--- DATA EXTRACT ---
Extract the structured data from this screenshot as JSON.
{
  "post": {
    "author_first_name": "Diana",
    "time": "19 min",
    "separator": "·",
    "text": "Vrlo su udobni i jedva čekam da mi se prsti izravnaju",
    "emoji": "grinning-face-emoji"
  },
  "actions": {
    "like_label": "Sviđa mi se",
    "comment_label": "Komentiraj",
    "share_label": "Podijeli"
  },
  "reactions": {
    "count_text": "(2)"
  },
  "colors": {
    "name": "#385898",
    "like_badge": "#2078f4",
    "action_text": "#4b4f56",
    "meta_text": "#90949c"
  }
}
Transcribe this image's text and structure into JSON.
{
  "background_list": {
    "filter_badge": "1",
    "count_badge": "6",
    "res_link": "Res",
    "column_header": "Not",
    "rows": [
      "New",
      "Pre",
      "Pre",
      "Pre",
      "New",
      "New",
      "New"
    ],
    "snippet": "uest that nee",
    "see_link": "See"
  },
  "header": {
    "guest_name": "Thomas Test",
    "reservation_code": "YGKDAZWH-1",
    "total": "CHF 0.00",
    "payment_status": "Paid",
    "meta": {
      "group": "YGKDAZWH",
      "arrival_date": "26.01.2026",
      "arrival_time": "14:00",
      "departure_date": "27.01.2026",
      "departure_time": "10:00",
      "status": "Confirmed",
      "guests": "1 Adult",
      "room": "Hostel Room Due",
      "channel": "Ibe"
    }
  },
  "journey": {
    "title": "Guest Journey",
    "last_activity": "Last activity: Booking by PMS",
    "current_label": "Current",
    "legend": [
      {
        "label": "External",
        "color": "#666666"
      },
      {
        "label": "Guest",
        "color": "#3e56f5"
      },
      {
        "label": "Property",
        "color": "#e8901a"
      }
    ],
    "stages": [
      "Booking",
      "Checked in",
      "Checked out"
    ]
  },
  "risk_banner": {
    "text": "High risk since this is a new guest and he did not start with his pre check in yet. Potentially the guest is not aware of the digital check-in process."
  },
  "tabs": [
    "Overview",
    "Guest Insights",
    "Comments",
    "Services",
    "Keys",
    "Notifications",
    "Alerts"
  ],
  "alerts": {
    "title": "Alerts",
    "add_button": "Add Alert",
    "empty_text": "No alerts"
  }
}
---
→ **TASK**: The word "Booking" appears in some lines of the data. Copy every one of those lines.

→ **SOLUTION FOR THIS PROBLEM**:
    "last_activity": "Last activity: Booking by PMS",
      "Booking",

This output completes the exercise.